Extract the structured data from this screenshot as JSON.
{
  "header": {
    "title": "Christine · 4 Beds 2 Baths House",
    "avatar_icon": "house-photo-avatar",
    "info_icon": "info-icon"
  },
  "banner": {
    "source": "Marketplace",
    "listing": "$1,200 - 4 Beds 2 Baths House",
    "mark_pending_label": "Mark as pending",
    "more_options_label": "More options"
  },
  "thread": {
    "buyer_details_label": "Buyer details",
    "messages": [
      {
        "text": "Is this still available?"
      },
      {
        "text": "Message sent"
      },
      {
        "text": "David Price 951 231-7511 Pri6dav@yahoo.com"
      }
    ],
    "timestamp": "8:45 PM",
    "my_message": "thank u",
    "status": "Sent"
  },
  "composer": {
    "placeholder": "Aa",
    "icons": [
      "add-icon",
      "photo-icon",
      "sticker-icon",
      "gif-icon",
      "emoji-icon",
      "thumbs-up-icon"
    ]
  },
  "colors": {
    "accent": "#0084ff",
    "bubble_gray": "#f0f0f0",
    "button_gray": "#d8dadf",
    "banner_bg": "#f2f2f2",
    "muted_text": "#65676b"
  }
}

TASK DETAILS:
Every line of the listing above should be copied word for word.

RESPONSE AREA:
Extract the structured data from this screenshot as JSON.
{
  "header": {
    "title": "Christine · 4 Beds 2 Baths House",
    "avatar_icon": "house-photo-avatar",
    "info_icon": "info-icon"
  },
  "banner": {
    "source": "Marketplace",
    "listing": "$1,200 - 4 Beds 2 Baths House",
    "mark_pending_label": "Mark as pending",
    "more_options_label": "More options"
  },
  "thread": {
    "buyer_details_label": "Buyer details",
    "messages": [
      {
        "text": "Is this still available?"
      },
      {
        "text": "Message sent"
      },
      {
        "text": "David Price 951 231-7511 Pri6dav@yahoo.com"
      }
    ],
    "timestamp": "8:45 PM",
    "my_message": "thank u",
    "status": "Sent"
  },
  "composer": {
    "placeholder": "Aa",
    "icons": [
      "add-icon",
      "photo-icon",
      "sticker-icon",
      "gif-icon",
      "emoji-icon",
      "thumbs-up-icon"
    ]
  },
  "colors": {
    "accent": "#0084ff",
    "bubble_gray": "#f0f0f0",
    "button_gray": "#d8dadf",
    "banner_bg": "#f2f2f2",
    "muted_text": "#65676b"
  }
}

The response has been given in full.